### Work required
Going through the entries below, tally the lines that hold the word "description" and state the result alone.

Data records:
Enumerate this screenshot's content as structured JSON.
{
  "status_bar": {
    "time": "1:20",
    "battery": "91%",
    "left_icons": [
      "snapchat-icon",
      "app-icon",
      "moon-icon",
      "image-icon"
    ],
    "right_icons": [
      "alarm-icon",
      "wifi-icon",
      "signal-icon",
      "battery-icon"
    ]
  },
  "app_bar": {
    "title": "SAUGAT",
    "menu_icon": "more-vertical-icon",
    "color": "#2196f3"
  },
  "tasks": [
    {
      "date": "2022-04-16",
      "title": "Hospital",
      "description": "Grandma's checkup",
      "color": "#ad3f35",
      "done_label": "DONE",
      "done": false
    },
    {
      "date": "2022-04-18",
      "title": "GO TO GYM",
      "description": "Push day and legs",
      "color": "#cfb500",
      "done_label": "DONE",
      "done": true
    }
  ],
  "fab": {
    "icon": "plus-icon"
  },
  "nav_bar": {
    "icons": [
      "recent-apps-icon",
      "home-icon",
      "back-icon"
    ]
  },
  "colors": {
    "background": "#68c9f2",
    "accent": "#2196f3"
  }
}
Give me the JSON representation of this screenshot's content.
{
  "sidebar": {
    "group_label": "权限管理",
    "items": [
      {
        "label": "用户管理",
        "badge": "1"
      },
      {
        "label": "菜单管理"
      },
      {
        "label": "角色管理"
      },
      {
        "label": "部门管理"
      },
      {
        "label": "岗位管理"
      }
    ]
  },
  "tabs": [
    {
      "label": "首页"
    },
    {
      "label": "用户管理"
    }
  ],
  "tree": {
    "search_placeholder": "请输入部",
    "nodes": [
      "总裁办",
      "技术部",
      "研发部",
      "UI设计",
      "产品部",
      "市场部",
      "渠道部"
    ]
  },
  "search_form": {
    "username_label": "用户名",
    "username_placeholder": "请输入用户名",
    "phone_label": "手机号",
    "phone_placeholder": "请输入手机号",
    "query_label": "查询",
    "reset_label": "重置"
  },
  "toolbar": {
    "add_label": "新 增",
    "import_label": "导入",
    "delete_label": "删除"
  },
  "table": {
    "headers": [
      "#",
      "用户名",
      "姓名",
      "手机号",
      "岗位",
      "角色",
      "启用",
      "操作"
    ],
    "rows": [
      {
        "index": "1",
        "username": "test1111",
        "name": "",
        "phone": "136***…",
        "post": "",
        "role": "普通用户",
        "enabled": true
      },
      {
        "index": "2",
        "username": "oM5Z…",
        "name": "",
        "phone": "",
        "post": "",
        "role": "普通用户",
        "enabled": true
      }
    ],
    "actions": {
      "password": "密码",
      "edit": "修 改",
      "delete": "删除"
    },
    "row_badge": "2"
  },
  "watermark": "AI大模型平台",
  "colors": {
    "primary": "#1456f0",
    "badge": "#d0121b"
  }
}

### Written answer
2